“I cannot stress this enough – don’t drive around barricades,” urged Gov. Cooper. “Your car is not enough to protect you from dangerous flood waters, even if it only seems like it’s a few inches deep.”
Just a few inches of flowing water can be enough to move a car off the road. For the most up-to-date information on road conditions, residents can go to DriveNC.gov or call 511.
Shelters are still housing about 3,700 North Carolinians who have sought refuge from the storm. While many are anxious to return to their homes and survey the damage, it still isn’t safe to travel in many areas west of U.S. 1 and south of U.S 70 and officials are asking residents to be patient in the interest of safety.
“I know that’s a big request for people wondering what’s left of their homes, but with power still out and new roads flooding every hour, we need to keep the few routes we have clear for emergency vehicles and supplies, DOT and utility workers,” Gov. Cooper said.
The storm has officially claimed the lives of 32 people in North Carolina, rising today after a 46-year-old man in Brunswick County died when a tree he was cutting fell on him.
During the past week, local first responders and emergency teams have reported nearly 5,000 lives saved through rescues in storm-ravaged areas. That’s twice as many people as were saved after Hurricane Matthew in 2016.
About 56,000 homes and businesses were without power, as of 3:30 p.m. Friday.
All 911 centers are operational, and the number of non-functioning cell towers is down to the single digits.
More than 61,000 survivors have already requested federal disaster assistance.
Storm Victims Urged to Apply with FEMA

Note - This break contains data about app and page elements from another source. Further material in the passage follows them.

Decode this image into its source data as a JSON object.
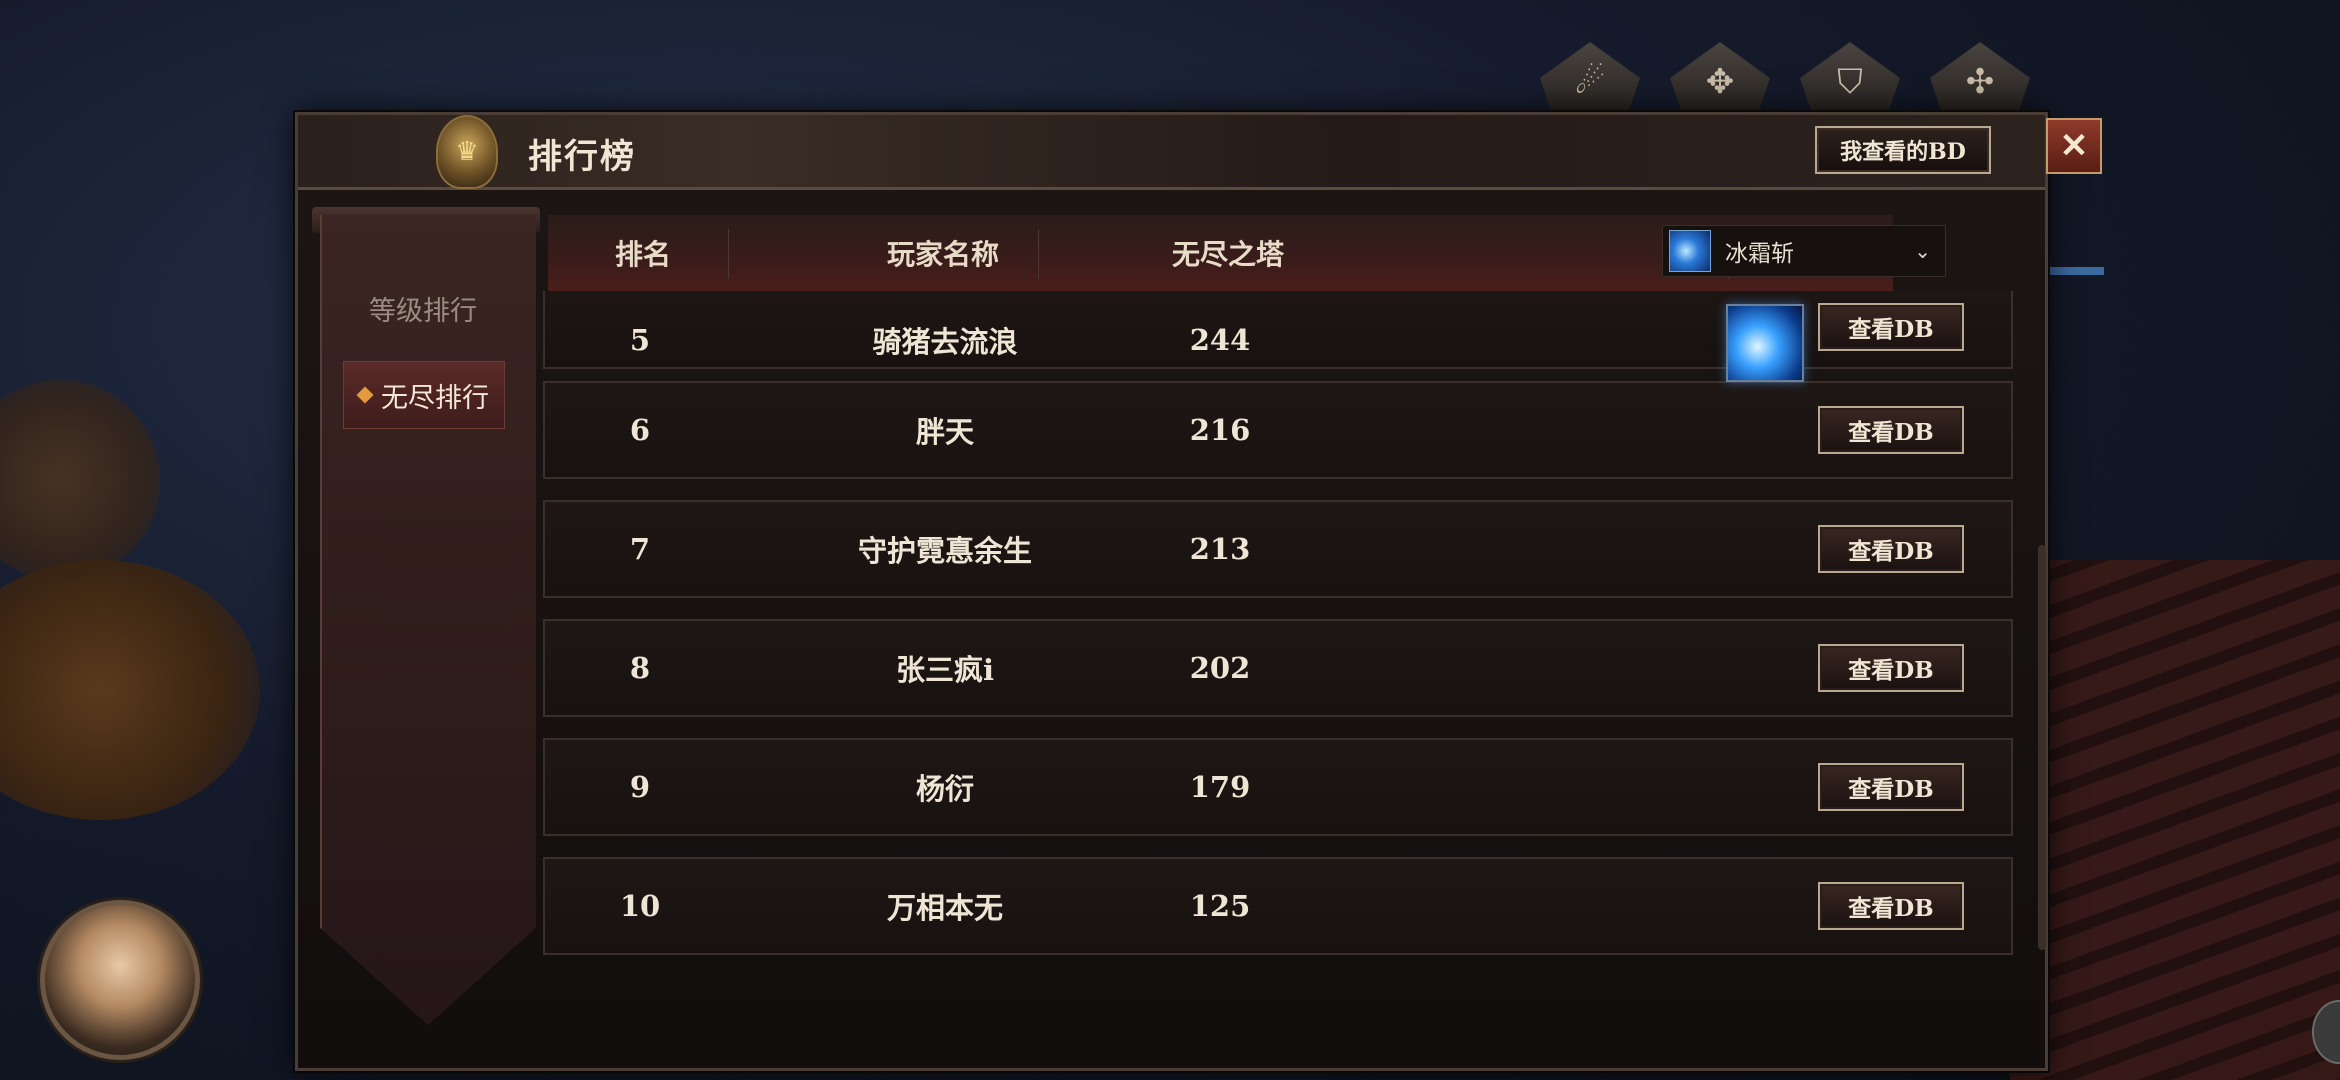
{
  "header": {
    "title": "排行榜",
    "bd_button_label": "我查看的BD",
    "close_label": "✕"
  },
  "top_icons": [
    "swirl-icon",
    "compass-icon",
    "bag-icon",
    "map-icon"
  ],
  "sidebar": {
    "items": [
      {
        "label": "等级排行",
        "active": false
      },
      {
        "label": "无尽排行",
        "active": true
      }
    ]
  },
  "table": {
    "columns": [
      "排名",
      "玩家名称",
      "无尽之塔"
    ],
    "skill_filter": {
      "selected": "冰霜斩"
    },
    "rows": [
      {
        "rank": "5",
        "name": "骑猪去流浪",
        "score": "244",
        "button": "查看DB"
      },
      {
        "rank": "6",
        "name": "胖天",
        "score": "216",
        "button": "查看DB"
      },
      {
        "rank": "7",
        "name": "守护霓惪余生",
        "score": "213",
        "button": "查看DB"
      },
      {
        "rank": "8",
        "name": "张三疯i",
        "score": "202",
        "button": "查看DB"
      },
      {
        "rank": "9",
        "name": "杨衍",
        "score": "179",
        "button": "查看DB"
      },
      {
        "rank": "10",
        "name": "万相本无",
        "score": "125",
        "button": "查看DB"
      }
    ]
  },
  "colors": {
    "accent_gold": "#e39a3e",
    "active_tab": "#5a2a28",
    "close_red": "#8e3a2a"
  }
}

Anyone with a home damaged by Florence in any county is encouraged to begin the FEMA registration process by calling 1-800-621-FEMA to register via telephone or by visiting www.disasterassistance.gov to register online.
Governor Cooper has also requested that the federal government cover 100% of the costs associated with disaster response for the first 30 days of this effort, instead of the typical 75%.
SBA Opens Second Business Recovery Center
The U.S. Small Business Administration (SBA) announced the opening of a Business Recovery Center (BRC) in Craven County, North Carolina on Sept. 22 at 8 a.m. and an extension of the Saturday operational hours from 9 a.m. to 2 p.m. at the existing Business Recovery Center (BRC) in Greenville, to help businesses impacted by Hurricane Florence.
SBA representatives at the Centers can provide information about disaster loans, answer questions and assist businesses in completing the SBA application.
Governor Visits Farmers
Today, Governor Cooper visited farms to see the damage this storm brought to their crops, buildings and homes. Agriculture is the top driver of North Carolina’s economy, and farmers have been hit particularly hard by the storm.
As a result of Florence, 25 North Carolina counties are currently authorized for Farm Service Agency emergency loans for eligible family farmers through the U.S. Department of Agriculture: Bladen, Brunswick, Carteret, Chatham, Columbus, Craven, Cumberland, Duplin, Greene, Harnett, Hoke, Johnston, Jones, Lee, Lenoir, Moore, Onslow, Pender, Pitt, Robeson, Sampson, Scotland, Wake, Wayne and Wilson. Applications may be received for physical and production losses through May 17, 2019. More information is available at fsa.usda.gov.
The North Carolina Disaster Relief Fund is available for donations to support North Carolina’s response to Hurricane Florence. To donate, visit governor.nc.gov or text FLORENCE to 20222.
The statewide information line can provide callers with nearby shelter, housing and other storm-related details. Dial 2-1-1 or 888-892-1162, or text Florence to 898211. The information line is staffed around the clock to connect North Carolinians to storm resources. Other resources can be obtained by visiting ncdps.gov/Florence or following NC Emergency Management on Facebook and Twitter.